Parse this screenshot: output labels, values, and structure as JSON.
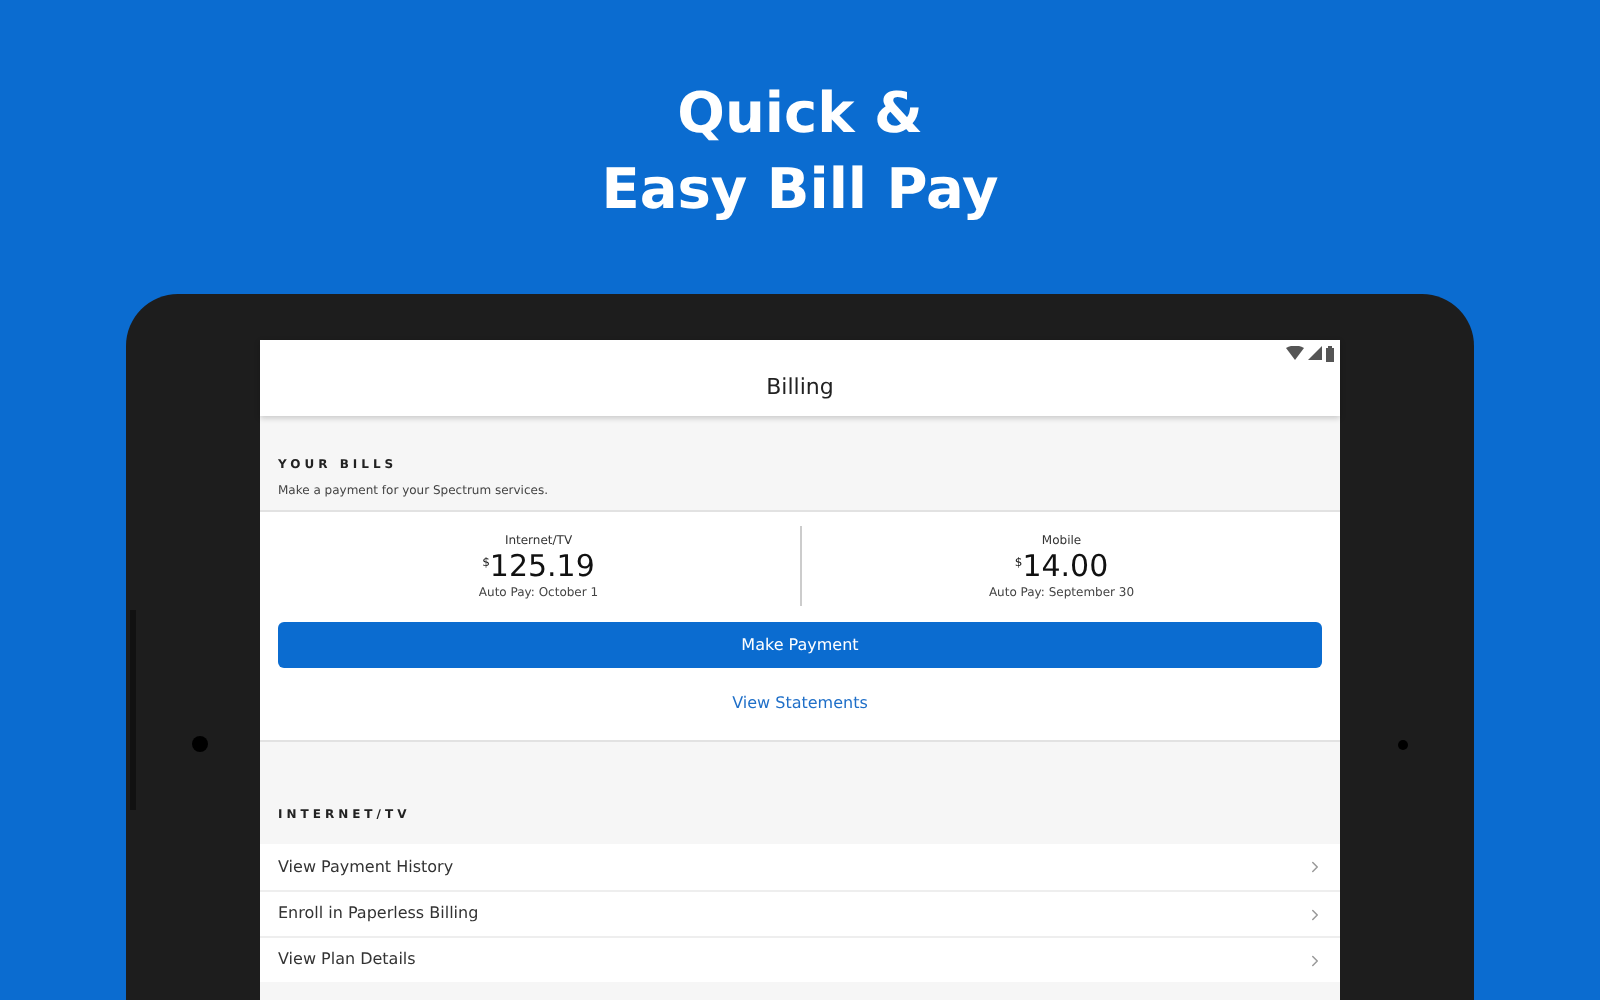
{
  "headline": [
    "Quick &",
    "Easy Bill Pay"
  ],
  "header": {
    "title": "Billing"
  },
  "your_bills": {
    "heading": "YOUR BILLS",
    "subtitle": "Make a payment for your Spectrum services.",
    "bills": [
      {
        "label": "Internet/TV",
        "currency": "$",
        "amount": "125.19",
        "note": "Auto Pay: October 1"
      },
      {
        "label": "Mobile",
        "currency": "$",
        "amount": "14.00",
        "note": "Auto Pay: September 30"
      }
    ],
    "primary_button": "Make Payment",
    "link": "View Statements"
  },
  "internet_tv": {
    "heading": "INTERNET/TV",
    "items": [
      "View Payment History",
      "Enroll in Paperless Billing",
      "View Plan Details"
    ]
  }
}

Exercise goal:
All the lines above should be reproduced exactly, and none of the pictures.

Solution for this task:
Parse this screenshot: output labels, values, and structure as JSON.
{
  "headline": [
    "Quick &",
    "Easy Bill Pay"
  ],
  "header": {
    "title": "Billing"
  },
  "your_bills": {
    "heading": "YOUR BILLS",
    "subtitle": "Make a payment for your Spectrum services.",
    "bills": [
      {
        "label": "Internet/TV",
        "currency": "$",
        "amount": "125.19",
        "note": "Auto Pay: October 1"
      },
      {
        "label": "Mobile",
        "currency": "$",
        "amount": "14.00",
        "note": "Auto Pay: September 30"
      }
    ],
    "primary_button": "Make Payment",
    "link": "View Statements"
  },
  "internet_tv": {
    "heading": "INTERNET/TV",
    "items": [
      "View Payment History",
      "Enroll in Paperless Billing",
      "View Plan Details"
    ]
  }
}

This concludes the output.